Have you ever wanted to fire your pottery in a small gas kiln? .....maybe an Olympic Kiln is right for you.
I am not a full time potter and did not want the expense of a large gas kiln. After much research, I purchased a 7 cubic foot , Model # 2327 , with ignition system and thermocouple safety shut-off. I also got a kiln sitter. (3 peepholes, 3 burners)
Seven years later, I decided I needed a larger kiln ( 11 cubic feet) and purchased Model #2831G without the ignition system, thermocouple safety shut-off, and without a kiln sitter. The cost was around $2200 (shop around, prices vary) This one has 4 burners, and 4 peepholes.
The drawback of the ignition system and kiln sitter is the need for a 120volt receptacle. With any power outage, or surge , your kiln will shut down. I decided not to have this on my larger kiln.
The kiln needs to be in a detached area away from your
studio, and protected on at least three sides from the wind.( with ventilation) The size is wonderful because it can be 2 feet from a wall.
Mine is in a 10' x 10' area. I also mounted a fire board on the ceiling above the hole in the top.
I have found that the larger kiln fires "cool" on the bottom and "hot" on the top. I have compensated by firing cone 6 - 7 on the bottom, and cone 9 - 10 on the top. I can reach cone 10 in five hours with a reduction cycle. Mine is on a separate propane tank with a regulator for 11 water columns of pressure, shut off valve at kiln , and shut off valve at the tank. Have a professional install yours.
All of the pieces on my website have been fired in this kiln.

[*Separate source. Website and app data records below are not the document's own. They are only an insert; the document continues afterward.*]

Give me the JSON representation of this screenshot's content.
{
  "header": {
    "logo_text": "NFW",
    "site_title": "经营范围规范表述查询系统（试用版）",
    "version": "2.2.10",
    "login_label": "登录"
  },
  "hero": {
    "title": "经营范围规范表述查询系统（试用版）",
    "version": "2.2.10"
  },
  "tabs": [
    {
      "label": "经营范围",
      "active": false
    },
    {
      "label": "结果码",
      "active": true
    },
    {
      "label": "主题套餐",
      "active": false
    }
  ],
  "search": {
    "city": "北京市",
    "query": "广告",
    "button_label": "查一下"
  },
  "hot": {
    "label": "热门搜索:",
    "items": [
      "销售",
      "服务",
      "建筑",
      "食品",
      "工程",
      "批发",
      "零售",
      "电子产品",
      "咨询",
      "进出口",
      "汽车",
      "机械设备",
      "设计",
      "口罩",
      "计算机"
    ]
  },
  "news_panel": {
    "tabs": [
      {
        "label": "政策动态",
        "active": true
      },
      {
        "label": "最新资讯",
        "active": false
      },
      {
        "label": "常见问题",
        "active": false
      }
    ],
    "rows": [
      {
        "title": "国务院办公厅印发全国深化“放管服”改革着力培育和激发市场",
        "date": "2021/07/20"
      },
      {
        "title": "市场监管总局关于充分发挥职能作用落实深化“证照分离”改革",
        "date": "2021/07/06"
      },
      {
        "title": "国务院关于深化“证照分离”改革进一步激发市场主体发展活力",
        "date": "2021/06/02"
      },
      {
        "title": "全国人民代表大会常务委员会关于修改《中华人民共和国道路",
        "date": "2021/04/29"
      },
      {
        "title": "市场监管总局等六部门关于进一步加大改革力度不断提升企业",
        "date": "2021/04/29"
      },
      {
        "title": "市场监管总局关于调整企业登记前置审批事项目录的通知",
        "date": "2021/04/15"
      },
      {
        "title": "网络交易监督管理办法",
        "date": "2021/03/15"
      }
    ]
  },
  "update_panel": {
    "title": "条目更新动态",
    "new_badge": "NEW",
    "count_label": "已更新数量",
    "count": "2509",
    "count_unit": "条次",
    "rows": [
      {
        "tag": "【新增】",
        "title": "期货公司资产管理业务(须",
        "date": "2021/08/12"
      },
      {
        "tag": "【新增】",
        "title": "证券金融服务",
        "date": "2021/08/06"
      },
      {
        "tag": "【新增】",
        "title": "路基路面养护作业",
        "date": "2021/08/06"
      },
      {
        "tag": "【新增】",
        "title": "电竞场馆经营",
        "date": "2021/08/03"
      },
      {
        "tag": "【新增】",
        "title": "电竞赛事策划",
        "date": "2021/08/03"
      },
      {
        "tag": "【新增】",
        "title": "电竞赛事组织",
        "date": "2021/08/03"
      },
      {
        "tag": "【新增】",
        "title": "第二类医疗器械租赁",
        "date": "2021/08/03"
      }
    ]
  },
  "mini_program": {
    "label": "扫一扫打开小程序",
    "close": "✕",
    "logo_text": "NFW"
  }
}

It is great for my needs. You can also buy replacement parts, bricks, or a new top.